(formerly the Cheadle Ex-Service Centre, The Club and Bar 19)
Located on Bank Street this building has served a number of purposes in the town. Originally the building was the bank, which gave the street it’s name; having been built in 1819 as the Cheadle Savings Bank. The street was previously called Lower Street, presumably as it was lower down from the High Street, the name changed sometime in the late 1870s.
The census of 1851 shows that the bank was also doubling as a boarding and day academy ran by William Stevenson, the boarding pupils at that time were James Bakewell, George Rowland and William Rowland.
The building served as the meeting place for the Cheadle Freemasons Lodge some time during the late 1800s, the group moved to the newly built town hall in 1895 (around 1916 moving to their current lodge building).
In 1940 the local British Legion secured enough funds to purchase the building, during World War II it served as the base for Cheadle’s Home Guard – in a yard over the road from the building is a concrete shed, believed to be a WW2 bomb shelter.
In November 1946 the building was turned into the ‘Cheadle Ex-Service Centre’, a social club for ex-servicemen.

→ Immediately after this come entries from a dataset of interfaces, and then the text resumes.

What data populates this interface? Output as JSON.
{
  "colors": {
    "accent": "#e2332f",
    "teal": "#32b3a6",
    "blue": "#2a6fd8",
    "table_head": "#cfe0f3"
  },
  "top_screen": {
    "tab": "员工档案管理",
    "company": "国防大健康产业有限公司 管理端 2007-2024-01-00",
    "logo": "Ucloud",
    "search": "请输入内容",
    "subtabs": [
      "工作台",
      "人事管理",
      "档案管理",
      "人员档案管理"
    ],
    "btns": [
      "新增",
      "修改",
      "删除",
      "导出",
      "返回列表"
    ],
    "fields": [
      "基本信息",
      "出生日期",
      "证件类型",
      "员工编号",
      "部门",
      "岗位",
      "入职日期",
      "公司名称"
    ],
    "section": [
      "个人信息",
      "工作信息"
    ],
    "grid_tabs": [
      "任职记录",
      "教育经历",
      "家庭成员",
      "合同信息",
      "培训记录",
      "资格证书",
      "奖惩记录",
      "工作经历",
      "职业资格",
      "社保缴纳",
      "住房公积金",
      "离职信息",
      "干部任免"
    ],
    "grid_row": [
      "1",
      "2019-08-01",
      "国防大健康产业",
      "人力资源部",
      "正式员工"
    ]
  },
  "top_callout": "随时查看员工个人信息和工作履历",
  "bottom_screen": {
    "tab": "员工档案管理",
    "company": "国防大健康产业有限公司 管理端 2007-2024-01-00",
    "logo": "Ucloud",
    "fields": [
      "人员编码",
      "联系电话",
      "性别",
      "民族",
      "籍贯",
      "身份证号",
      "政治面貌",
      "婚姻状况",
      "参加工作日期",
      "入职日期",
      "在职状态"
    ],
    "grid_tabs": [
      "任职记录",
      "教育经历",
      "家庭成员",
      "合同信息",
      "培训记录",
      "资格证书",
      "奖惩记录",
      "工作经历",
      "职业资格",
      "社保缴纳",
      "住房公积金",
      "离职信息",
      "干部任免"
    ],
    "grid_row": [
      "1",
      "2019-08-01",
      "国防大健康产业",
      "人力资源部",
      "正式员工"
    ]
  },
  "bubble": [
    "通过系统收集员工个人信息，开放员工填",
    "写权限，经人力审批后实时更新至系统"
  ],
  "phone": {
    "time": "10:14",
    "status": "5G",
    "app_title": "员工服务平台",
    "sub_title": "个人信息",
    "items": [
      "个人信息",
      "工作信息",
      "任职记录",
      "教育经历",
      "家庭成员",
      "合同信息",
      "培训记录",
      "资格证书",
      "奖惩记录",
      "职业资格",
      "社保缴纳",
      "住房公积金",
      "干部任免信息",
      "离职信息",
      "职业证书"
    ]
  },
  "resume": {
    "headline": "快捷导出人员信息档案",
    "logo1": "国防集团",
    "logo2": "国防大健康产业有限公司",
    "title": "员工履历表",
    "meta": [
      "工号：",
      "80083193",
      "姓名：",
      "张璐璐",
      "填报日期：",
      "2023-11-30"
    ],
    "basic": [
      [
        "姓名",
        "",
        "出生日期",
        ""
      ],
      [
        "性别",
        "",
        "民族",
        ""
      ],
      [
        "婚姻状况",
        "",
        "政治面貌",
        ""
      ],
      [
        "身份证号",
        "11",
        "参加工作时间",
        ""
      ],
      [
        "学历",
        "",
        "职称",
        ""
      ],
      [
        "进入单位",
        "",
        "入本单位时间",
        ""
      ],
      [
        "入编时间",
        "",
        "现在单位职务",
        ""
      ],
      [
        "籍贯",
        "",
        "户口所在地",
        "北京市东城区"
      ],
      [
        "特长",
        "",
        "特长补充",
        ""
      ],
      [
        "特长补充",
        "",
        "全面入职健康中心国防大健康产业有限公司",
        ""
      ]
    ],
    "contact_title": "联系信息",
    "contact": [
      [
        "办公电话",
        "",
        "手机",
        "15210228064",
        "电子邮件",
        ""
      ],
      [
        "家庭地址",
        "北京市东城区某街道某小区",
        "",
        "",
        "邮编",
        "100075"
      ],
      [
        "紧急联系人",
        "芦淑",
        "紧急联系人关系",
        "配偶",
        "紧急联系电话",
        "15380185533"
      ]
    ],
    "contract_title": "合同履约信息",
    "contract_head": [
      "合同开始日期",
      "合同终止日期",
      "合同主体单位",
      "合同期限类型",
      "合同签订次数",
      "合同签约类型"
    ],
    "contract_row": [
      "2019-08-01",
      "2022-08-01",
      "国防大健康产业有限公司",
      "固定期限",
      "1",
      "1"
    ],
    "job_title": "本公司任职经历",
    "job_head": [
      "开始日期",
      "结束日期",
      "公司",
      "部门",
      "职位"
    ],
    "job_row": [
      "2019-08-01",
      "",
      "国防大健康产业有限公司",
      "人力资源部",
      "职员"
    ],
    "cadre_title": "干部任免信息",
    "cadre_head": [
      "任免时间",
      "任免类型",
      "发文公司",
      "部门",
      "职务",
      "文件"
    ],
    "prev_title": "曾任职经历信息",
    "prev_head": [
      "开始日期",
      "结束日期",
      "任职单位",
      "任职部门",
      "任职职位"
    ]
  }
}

In 1960 it was decided to allow anyone to become a member of the club; in an effort to increase profits.
In 1961 several members of Cheadle’s Post Office staff held a “steak and pie” supper, a number of awards were handed out amongst them the “safe walking award” which on this occasion was given to Charles Boon.
In 1962 the large upstairs room was turned into an upstairs bar area which could be hired for private functions.
The Cheadle Floral Arts Society met at the Ex-Service Centre in February 1966; the meeting included a talk about Constance Spry, the florist who was commissioned in 1953 for the Queen’s coronation.
During the 1970s the Cheadle Auto Club would hold regular meetings and film shows here.
A public meeting was held at the Ex-Service Centre in 1976 to discuss the possible revival of a town carnival. The meeting was a great success and Cheadle celebrated the Queen’s Silver Jubilee by holding a multi-day Festival; which then became an annual event.
In 1978 “monsoon-type-weather” flooded the cellar of the bar, the Cheadle Fire Brigade came to the rescue by pumping out the water.
By the mid-1990s the British Legion had sold the building, it then becoming a pub simply called The Club. It gained a rather dubious reputation for uncleanliness during this period.
In 2005 the venue closed for a major (and badly needed) refurbishment and re-opened in July as Bar 19. Initially a membership scheme was in place but this was dropped after a short time.
Following Bar 19’s opening there were a series of noise complaints from local residents. Checks by the authorities failed to establish a major problem, although a noise limiter was installed as a precaution.
In November 2006, Becki Jones took over the bar and it was quickly discovered the noise limiter was not functioning correctly. A later visit from the authorities in June 2007, confirmed the limiter was working correctly and noise complaints had reduced. The smoking ban in July resulted in more noise complaints, due to customers smoking outside.
Under Becki’s ownership Bar 19 steadily gained a loyal customer base, which was a younger crowd than some of the other pubs in Cheadle, due to the entertainment and regular themed nights – not to mention the popular Beckioke!
After celebrating 10 years at Bar 19, Becki announced to her customers via Facebook that the business had been sold to Grizzly’s Brewhouse.
The official opening of Grizzly’s Brewhouse, was at 6pm on 16th December 2016.
Mr and Mrs Robert Salt (Cheadle Post and Times 1962)
Malcolm and Shelia Coates (Cheadle Post and Times 1979)
Mark Ruhe (SMDC website July 2005)
Becki Jones (SMDC website, from Nov 2006)